───── Data for this task
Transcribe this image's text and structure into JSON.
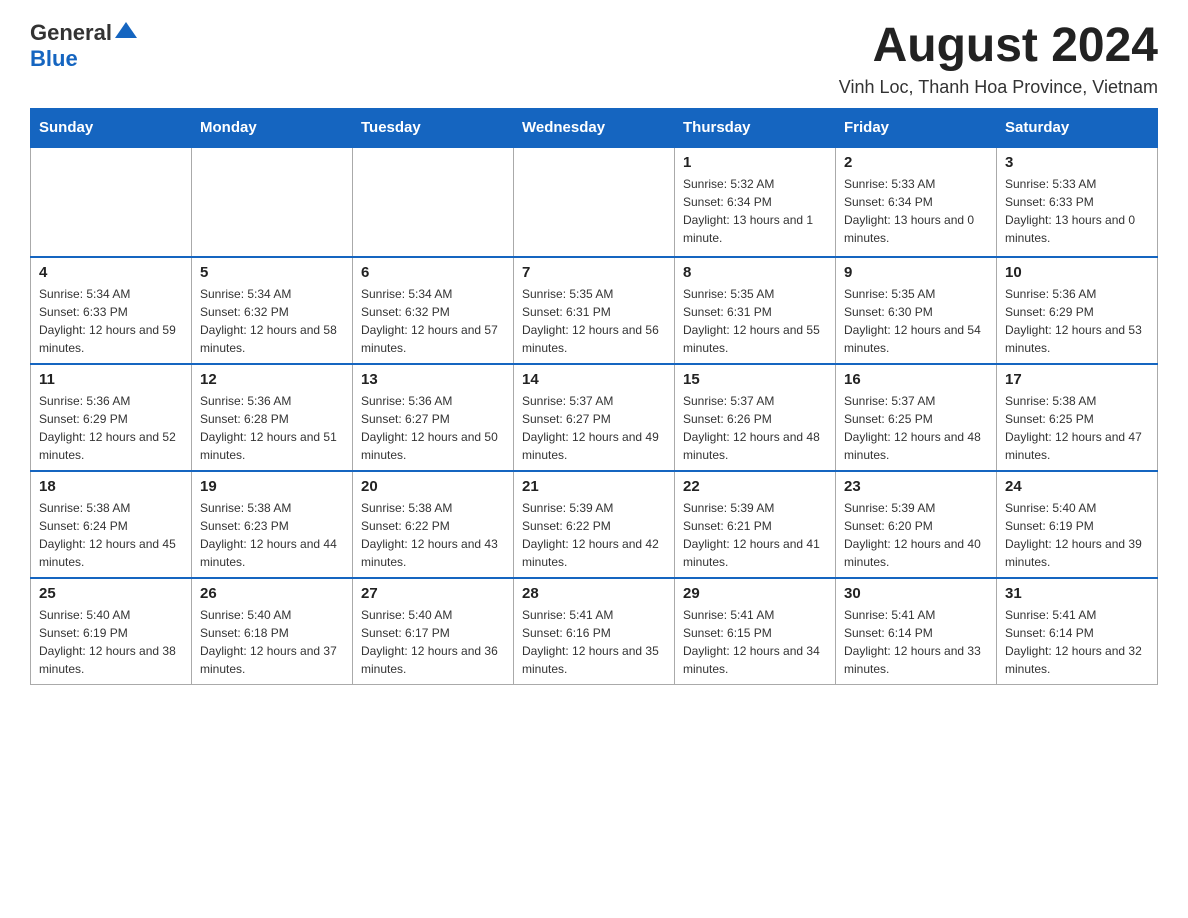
{
  "header": {
    "logo_general": "General",
    "logo_blue": "Blue",
    "month_year": "August 2024",
    "location": "Vinh Loc, Thanh Hoa Province, Vietnam"
  },
  "days_of_week": [
    "Sunday",
    "Monday",
    "Tuesday",
    "Wednesday",
    "Thursday",
    "Friday",
    "Saturday"
  ],
  "weeks": [
    [
      {
        "day": "",
        "info": ""
      },
      {
        "day": "",
        "info": ""
      },
      {
        "day": "",
        "info": ""
      },
      {
        "day": "",
        "info": ""
      },
      {
        "day": "1",
        "info": "Sunrise: 5:32 AM\nSunset: 6:34 PM\nDaylight: 13 hours and 1 minute."
      },
      {
        "day": "2",
        "info": "Sunrise: 5:33 AM\nSunset: 6:34 PM\nDaylight: 13 hours and 0 minutes."
      },
      {
        "day": "3",
        "info": "Sunrise: 5:33 AM\nSunset: 6:33 PM\nDaylight: 13 hours and 0 minutes."
      }
    ],
    [
      {
        "day": "4",
        "info": "Sunrise: 5:34 AM\nSunset: 6:33 PM\nDaylight: 12 hours and 59 minutes."
      },
      {
        "day": "5",
        "info": "Sunrise: 5:34 AM\nSunset: 6:32 PM\nDaylight: 12 hours and 58 minutes."
      },
      {
        "day": "6",
        "info": "Sunrise: 5:34 AM\nSunset: 6:32 PM\nDaylight: 12 hours and 57 minutes."
      },
      {
        "day": "7",
        "info": "Sunrise: 5:35 AM\nSunset: 6:31 PM\nDaylight: 12 hours and 56 minutes."
      },
      {
        "day": "8",
        "info": "Sunrise: 5:35 AM\nSunset: 6:31 PM\nDaylight: 12 hours and 55 minutes."
      },
      {
        "day": "9",
        "info": "Sunrise: 5:35 AM\nSunset: 6:30 PM\nDaylight: 12 hours and 54 minutes."
      },
      {
        "day": "10",
        "info": "Sunrise: 5:36 AM\nSunset: 6:29 PM\nDaylight: 12 hours and 53 minutes."
      }
    ],
    [
      {
        "day": "11",
        "info": "Sunrise: 5:36 AM\nSunset: 6:29 PM\nDaylight: 12 hours and 52 minutes."
      },
      {
        "day": "12",
        "info": "Sunrise: 5:36 AM\nSunset: 6:28 PM\nDaylight: 12 hours and 51 minutes."
      },
      {
        "day": "13",
        "info": "Sunrise: 5:36 AM\nSunset: 6:27 PM\nDaylight: 12 hours and 50 minutes."
      },
      {
        "day": "14",
        "info": "Sunrise: 5:37 AM\nSunset: 6:27 PM\nDaylight: 12 hours and 49 minutes."
      },
      {
        "day": "15",
        "info": "Sunrise: 5:37 AM\nSunset: 6:26 PM\nDaylight: 12 hours and 48 minutes."
      },
      {
        "day": "16",
        "info": "Sunrise: 5:37 AM\nSunset: 6:25 PM\nDaylight: 12 hours and 48 minutes."
      },
      {
        "day": "17",
        "info": "Sunrise: 5:38 AM\nSunset: 6:25 PM\nDaylight: 12 hours and 47 minutes."
      }
    ],
    [
      {
        "day": "18",
        "info": "Sunrise: 5:38 AM\nSunset: 6:24 PM\nDaylight: 12 hours and 45 minutes."
      },
      {
        "day": "19",
        "info": "Sunrise: 5:38 AM\nSunset: 6:23 PM\nDaylight: 12 hours and 44 minutes."
      },
      {
        "day": "20",
        "info": "Sunrise: 5:38 AM\nSunset: 6:22 PM\nDaylight: 12 hours and 43 minutes."
      },
      {
        "day": "21",
        "info": "Sunrise: 5:39 AM\nSunset: 6:22 PM\nDaylight: 12 hours and 42 minutes."
      },
      {
        "day": "22",
        "info": "Sunrise: 5:39 AM\nSunset: 6:21 PM\nDaylight: 12 hours and 41 minutes."
      },
      {
        "day": "23",
        "info": "Sunrise: 5:39 AM\nSunset: 6:20 PM\nDaylight: 12 hours and 40 minutes."
      },
      {
        "day": "24",
        "info": "Sunrise: 5:40 AM\nSunset: 6:19 PM\nDaylight: 12 hours and 39 minutes."
      }
    ],
    [
      {
        "day": "25",
        "info": "Sunrise: 5:40 AM\nSunset: 6:19 PM\nDaylight: 12 hours and 38 minutes."
      },
      {
        "day": "26",
        "info": "Sunrise: 5:40 AM\nSunset: 6:18 PM\nDaylight: 12 hours and 37 minutes."
      },
      {
        "day": "27",
        "info": "Sunrise: 5:40 AM\nSunset: 6:17 PM\nDaylight: 12 hours and 36 minutes."
      },
      {
        "day": "28",
        "info": "Sunrise: 5:41 AM\nSunset: 6:16 PM\nDaylight: 12 hours and 35 minutes."
      },
      {
        "day": "29",
        "info": "Sunrise: 5:41 AM\nSunset: 6:15 PM\nDaylight: 12 hours and 34 minutes."
      },
      {
        "day": "30",
        "info": "Sunrise: 5:41 AM\nSunset: 6:14 PM\nDaylight: 12 hours and 33 minutes."
      },
      {
        "day": "31",
        "info": "Sunrise: 5:41 AM\nSunset: 6:14 PM\nDaylight: 12 hours and 32 minutes."
      }
    ]
  ]
}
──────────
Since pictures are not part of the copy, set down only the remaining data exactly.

Transcribe this image's text and structure into JSON.
{
  "header": {
    "logo_general": "General",
    "logo_blue": "Blue",
    "month_year": "August 2024",
    "location": "Vinh Loc, Thanh Hoa Province, Vietnam"
  },
  "days_of_week": [
    "Sunday",
    "Monday",
    "Tuesday",
    "Wednesday",
    "Thursday",
    "Friday",
    "Saturday"
  ],
  "weeks": [
    [
      {
        "day": "",
        "info": ""
      },
      {
        "day": "",
        "info": ""
      },
      {
        "day": "",
        "info": ""
      },
      {
        "day": "",
        "info": ""
      },
      {
        "day": "1",
        "info": "Sunrise: 5:32 AM\nSunset: 6:34 PM\nDaylight: 13 hours and 1 minute."
      },
      {
        "day": "2",
        "info": "Sunrise: 5:33 AM\nSunset: 6:34 PM\nDaylight: 13 hours and 0 minutes."
      },
      {
        "day": "3",
        "info": "Sunrise: 5:33 AM\nSunset: 6:33 PM\nDaylight: 13 hours and 0 minutes."
      }
    ],
    [
      {
        "day": "4",
        "info": "Sunrise: 5:34 AM\nSunset: 6:33 PM\nDaylight: 12 hours and 59 minutes."
      },
      {
        "day": "5",
        "info": "Sunrise: 5:34 AM\nSunset: 6:32 PM\nDaylight: 12 hours and 58 minutes."
      },
      {
        "day": "6",
        "info": "Sunrise: 5:34 AM\nSunset: 6:32 PM\nDaylight: 12 hours and 57 minutes."
      },
      {
        "day": "7",
        "info": "Sunrise: 5:35 AM\nSunset: 6:31 PM\nDaylight: 12 hours and 56 minutes."
      },
      {
        "day": "8",
        "info": "Sunrise: 5:35 AM\nSunset: 6:31 PM\nDaylight: 12 hours and 55 minutes."
      },
      {
        "day": "9",
        "info": "Sunrise: 5:35 AM\nSunset: 6:30 PM\nDaylight: 12 hours and 54 minutes."
      },
      {
        "day": "10",
        "info": "Sunrise: 5:36 AM\nSunset: 6:29 PM\nDaylight: 12 hours and 53 minutes."
      }
    ],
    [
      {
        "day": "11",
        "info": "Sunrise: 5:36 AM\nSunset: 6:29 PM\nDaylight: 12 hours and 52 minutes."
      },
      {
        "day": "12",
        "info": "Sunrise: 5:36 AM\nSunset: 6:28 PM\nDaylight: 12 hours and 51 minutes."
      },
      {
        "day": "13",
        "info": "Sunrise: 5:36 AM\nSunset: 6:27 PM\nDaylight: 12 hours and 50 minutes."
      },
      {
        "day": "14",
        "info": "Sunrise: 5:37 AM\nSunset: 6:27 PM\nDaylight: 12 hours and 49 minutes."
      },
      {
        "day": "15",
        "info": "Sunrise: 5:37 AM\nSunset: 6:26 PM\nDaylight: 12 hours and 48 minutes."
      },
      {
        "day": "16",
        "info": "Sunrise: 5:37 AM\nSunset: 6:25 PM\nDaylight: 12 hours and 48 minutes."
      },
      {
        "day": "17",
        "info": "Sunrise: 5:38 AM\nSunset: 6:25 PM\nDaylight: 12 hours and 47 minutes."
      }
    ],
    [
      {
        "day": "18",
        "info": "Sunrise: 5:38 AM\nSunset: 6:24 PM\nDaylight: 12 hours and 45 minutes."
      },
      {
        "day": "19",
        "info": "Sunrise: 5:38 AM\nSunset: 6:23 PM\nDaylight: 12 hours and 44 minutes."
      },
      {
        "day": "20",
        "info": "Sunrise: 5:38 AM\nSunset: 6:22 PM\nDaylight: 12 hours and 43 minutes."
      },
      {
        "day": "21",
        "info": "Sunrise: 5:39 AM\nSunset: 6:22 PM\nDaylight: 12 hours and 42 minutes."
      },
      {
        "day": "22",
        "info": "Sunrise: 5:39 AM\nSunset: 6:21 PM\nDaylight: 12 hours and 41 minutes."
      },
      {
        "day": "23",
        "info": "Sunrise: 5:39 AM\nSunset: 6:20 PM\nDaylight: 12 hours and 40 minutes."
      },
      {
        "day": "24",
        "info": "Sunrise: 5:40 AM\nSunset: 6:19 PM\nDaylight: 12 hours and 39 minutes."
      }
    ],
    [
      {
        "day": "25",
        "info": "Sunrise: 5:40 AM\nSunset: 6:19 PM\nDaylight: 12 hours and 38 minutes."
      },
      {
        "day": "26",
        "info": "Sunrise: 5:40 AM\nSunset: 6:18 PM\nDaylight: 12 hours and 37 minutes."
      },
      {
        "day": "27",
        "info": "Sunrise: 5:40 AM\nSunset: 6:17 PM\nDaylight: 12 hours and 36 minutes."
      },
      {
        "day": "28",
        "info": "Sunrise: 5:41 AM\nSunset: 6:16 PM\nDaylight: 12 hours and 35 minutes."
      },
      {
        "day": "29",
        "info": "Sunrise: 5:41 AM\nSunset: 6:15 PM\nDaylight: 12 hours and 34 minutes."
      },
      {
        "day": "30",
        "info": "Sunrise: 5:41 AM\nSunset: 6:14 PM\nDaylight: 12 hours and 33 minutes."
      },
      {
        "day": "31",
        "info": "Sunrise: 5:41 AM\nSunset: 6:14 PM\nDaylight: 12 hours and 32 minutes."
      }
    ]
  ]
}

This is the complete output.